SNOW HILL – The county will pay a $540,000 Bay Restoration Fee following failure to meet nitrogen limits at the Ocean Pines Wastewater Treatment Plant.
The Worcester County Commissioners this week voted 5-2 to use the Ocean Pines service area’s reserve fund to pay the $540,000 Bay Restoration Fee. Commissioner Chip Bertino, who was one of the two votes in opposition, said the fee was only charged following negligence by a county employee and therefore should have been paid through the county’s general fund.
“It’s government’s responsibility to own up to the fact that a mistake was made…,” he said. “Irresponsibility of a government worker created this situation. I don’t think it’s fair that the service area pay for this.”
Public Works Director Dallas Baker approached the commissioners Tuesday seeking approval for a grant from the county’s general fund to cover the $540,000 Bay Restoration Fee, which typically the Ocean Pines treatment plant doesn’t have to pay because it usually meets its nitrogen limits.
In 2021, however, the plant’s nitrogen levels were higher than usual. According to Baker, in January 2021, staff discovered a clogged pipe at the treatment plant.
“In the process of getting that unclogged, they discovered there was a rake head, think of a potato rake head, that had gotten lodged into the pipe,” he said.
Rakes are typically used to remove debris from the clarifier arms at the top of each tank.
“We suspect that the head fell off the rake, got into the pipe and clogged it up,” Baker said. “When it occurred, we don’t know. Nobody reported it.”
To clear the clogged pipe, crews had to drain the tank. That’s how the plant’s nitrogen levels came to be impacted.

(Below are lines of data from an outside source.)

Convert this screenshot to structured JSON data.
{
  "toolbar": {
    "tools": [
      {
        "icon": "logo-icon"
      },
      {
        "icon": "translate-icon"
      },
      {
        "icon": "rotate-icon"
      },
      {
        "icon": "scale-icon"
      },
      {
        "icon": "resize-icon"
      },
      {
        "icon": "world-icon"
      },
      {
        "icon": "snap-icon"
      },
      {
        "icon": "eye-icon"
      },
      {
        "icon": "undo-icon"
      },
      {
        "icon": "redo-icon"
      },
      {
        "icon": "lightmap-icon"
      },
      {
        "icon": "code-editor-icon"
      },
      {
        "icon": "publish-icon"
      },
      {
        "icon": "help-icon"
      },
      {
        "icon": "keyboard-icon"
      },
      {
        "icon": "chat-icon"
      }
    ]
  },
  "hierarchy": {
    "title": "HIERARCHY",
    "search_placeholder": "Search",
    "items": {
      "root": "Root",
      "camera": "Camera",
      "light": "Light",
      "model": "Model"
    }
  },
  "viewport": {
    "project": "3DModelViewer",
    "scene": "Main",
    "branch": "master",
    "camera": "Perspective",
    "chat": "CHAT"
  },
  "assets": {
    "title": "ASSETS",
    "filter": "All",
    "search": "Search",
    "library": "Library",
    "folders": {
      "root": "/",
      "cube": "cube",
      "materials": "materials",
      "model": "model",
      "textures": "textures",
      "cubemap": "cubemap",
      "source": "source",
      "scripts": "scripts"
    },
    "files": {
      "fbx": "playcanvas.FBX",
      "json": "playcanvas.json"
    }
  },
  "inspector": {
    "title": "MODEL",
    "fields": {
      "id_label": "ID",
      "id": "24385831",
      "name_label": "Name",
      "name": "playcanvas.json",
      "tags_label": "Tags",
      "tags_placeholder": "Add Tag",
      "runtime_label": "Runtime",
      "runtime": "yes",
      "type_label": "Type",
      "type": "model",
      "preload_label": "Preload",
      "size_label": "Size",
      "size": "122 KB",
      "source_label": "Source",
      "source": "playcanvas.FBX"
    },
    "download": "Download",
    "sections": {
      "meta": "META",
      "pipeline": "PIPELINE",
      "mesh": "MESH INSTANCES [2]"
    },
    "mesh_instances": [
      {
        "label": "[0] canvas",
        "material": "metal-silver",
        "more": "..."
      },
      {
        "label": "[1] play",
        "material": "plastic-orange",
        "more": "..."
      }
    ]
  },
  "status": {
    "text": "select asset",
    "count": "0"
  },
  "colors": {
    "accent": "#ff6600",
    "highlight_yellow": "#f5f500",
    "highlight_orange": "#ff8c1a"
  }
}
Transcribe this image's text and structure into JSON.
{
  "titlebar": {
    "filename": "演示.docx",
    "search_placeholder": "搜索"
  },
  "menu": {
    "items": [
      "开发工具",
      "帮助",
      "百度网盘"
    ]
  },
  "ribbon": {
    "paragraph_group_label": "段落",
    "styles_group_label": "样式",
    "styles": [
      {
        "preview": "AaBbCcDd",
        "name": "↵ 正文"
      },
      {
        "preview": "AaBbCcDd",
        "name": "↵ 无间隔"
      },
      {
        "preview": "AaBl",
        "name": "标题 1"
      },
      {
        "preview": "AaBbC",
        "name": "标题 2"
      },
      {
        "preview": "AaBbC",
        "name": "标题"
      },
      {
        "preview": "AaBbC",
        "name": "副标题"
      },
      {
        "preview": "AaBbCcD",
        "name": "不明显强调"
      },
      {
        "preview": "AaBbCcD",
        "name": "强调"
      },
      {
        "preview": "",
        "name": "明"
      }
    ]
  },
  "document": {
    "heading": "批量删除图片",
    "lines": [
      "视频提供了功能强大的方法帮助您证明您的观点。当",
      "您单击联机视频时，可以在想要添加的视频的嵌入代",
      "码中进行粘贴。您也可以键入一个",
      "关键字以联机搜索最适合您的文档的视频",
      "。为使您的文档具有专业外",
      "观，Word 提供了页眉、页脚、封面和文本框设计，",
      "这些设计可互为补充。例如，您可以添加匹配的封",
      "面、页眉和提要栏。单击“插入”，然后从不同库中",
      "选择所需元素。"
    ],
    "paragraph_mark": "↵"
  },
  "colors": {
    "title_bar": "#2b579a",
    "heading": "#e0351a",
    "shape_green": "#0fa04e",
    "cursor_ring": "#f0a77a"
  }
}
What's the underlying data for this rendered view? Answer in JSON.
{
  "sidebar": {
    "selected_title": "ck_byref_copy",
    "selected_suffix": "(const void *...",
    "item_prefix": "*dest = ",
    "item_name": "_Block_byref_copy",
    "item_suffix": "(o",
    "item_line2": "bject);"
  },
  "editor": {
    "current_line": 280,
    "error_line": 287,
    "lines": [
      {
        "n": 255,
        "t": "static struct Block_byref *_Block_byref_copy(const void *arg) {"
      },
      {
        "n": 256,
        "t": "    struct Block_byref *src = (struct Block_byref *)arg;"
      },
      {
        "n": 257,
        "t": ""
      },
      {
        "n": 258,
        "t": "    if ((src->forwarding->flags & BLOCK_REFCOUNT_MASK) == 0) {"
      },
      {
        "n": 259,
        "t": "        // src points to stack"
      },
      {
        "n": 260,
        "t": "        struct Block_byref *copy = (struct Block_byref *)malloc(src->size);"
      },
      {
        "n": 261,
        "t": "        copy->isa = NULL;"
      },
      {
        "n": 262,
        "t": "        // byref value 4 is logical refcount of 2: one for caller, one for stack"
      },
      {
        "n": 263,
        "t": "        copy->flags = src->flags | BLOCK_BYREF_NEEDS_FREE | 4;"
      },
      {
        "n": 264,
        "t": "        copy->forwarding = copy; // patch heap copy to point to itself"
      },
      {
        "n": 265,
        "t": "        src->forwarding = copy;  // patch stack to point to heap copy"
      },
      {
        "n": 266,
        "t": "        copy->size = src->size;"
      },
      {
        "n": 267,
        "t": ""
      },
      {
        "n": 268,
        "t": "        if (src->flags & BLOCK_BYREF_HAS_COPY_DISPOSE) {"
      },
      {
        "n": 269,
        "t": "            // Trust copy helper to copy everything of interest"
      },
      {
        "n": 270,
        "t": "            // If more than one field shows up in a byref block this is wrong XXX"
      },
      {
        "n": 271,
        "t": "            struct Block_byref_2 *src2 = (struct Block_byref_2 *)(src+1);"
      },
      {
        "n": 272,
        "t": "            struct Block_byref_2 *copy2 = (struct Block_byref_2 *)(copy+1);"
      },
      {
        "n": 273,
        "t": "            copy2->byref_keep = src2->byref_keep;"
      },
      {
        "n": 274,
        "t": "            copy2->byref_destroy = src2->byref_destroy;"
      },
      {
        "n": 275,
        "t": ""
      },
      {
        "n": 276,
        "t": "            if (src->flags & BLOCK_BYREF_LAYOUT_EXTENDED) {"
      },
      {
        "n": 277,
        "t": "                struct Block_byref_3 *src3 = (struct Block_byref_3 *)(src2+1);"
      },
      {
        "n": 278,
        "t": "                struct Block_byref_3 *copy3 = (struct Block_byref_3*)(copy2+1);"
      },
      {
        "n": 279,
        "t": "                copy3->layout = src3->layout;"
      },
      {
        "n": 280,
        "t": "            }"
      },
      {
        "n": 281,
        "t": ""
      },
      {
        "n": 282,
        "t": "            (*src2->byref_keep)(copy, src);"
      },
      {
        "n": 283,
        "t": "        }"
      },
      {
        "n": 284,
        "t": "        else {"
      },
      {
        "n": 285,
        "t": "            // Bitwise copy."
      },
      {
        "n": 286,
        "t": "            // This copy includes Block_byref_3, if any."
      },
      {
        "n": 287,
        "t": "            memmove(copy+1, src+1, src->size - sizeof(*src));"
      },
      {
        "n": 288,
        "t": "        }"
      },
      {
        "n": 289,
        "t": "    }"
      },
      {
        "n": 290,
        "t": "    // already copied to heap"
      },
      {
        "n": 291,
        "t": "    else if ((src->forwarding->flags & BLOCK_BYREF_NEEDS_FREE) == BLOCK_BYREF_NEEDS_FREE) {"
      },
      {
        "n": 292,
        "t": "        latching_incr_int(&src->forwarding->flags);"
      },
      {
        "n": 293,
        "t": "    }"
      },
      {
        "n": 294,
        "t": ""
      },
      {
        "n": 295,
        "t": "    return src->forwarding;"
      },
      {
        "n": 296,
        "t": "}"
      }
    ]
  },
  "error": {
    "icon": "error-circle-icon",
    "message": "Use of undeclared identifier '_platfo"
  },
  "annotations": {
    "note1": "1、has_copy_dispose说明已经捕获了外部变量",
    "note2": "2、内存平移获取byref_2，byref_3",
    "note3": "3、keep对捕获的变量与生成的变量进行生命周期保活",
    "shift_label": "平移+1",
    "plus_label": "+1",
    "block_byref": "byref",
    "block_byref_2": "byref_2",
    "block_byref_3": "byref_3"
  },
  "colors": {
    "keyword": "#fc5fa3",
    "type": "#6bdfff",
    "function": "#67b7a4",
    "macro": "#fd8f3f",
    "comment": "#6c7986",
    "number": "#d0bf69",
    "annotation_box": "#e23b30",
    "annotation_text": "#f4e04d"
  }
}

“When you refill the tank up the microbes in that tank don’t work very well in cold water,” he said. “You have to slowly rebuild that population.”
The plant didn’t start hitting the proper nitrogen levels again until March. That skewed the facility’s annual average.
“We were not able to meet the 3 milligram per liter permit values,” Baker said. “Our actual value is 4.3 for the year which then triggers Maryland Department of the Environment to charge the Bay Restoration Fee which is roughly $60 per EDU through the Ocean Pines district.”
He said he was proposing the fee be paid with a grant from the general fund rather than the Ocean Pines ratepayers because the issue was the fault of department personnel.
Commissioner Ted Elder, however, made a motion to pay the fee from the $690,000 currently in the service area’s reserve fund. He said that while Ocean Pines rate payers typically got a discount of $60 a year because of the good job that was done at the treatment plant, everybody else in the county already paid the annual Bay Restoration Fee.
Bertino, who represents Ocean Pines, said the problem that prompted the fee being administered had nothing to do with natural causes.
“It had to do with the irresponsibility of a public works worker,” he said.
Bertino said if the employee had simply reported the rake head falling off, the clog and resulting circumstances could have been avoided.
“I don’t think it’s fair at all for the service area to pay for this because it was a government screw up,” he said.
He added that when citizens had leaks that resulted in water loss they weren’t aware of, they had to pay for it. Similarly, he said it was government’s obligation to pay in this case.
“Government employees screwed up …,” he said. “As a result a multimillion dollar facility was put in harm’s way.”
Elder reiterated that the rest of the county was already paying the Bay Restoration Fee. He said he didn’t think the rest of the county should be paying for the discount Ocean Pines residents were accustomed to.
The commissioners voted 5-2, with Bertino and Commissioner Jim Bunting opposed, to approve paying the fee through the service area’s reserve fund.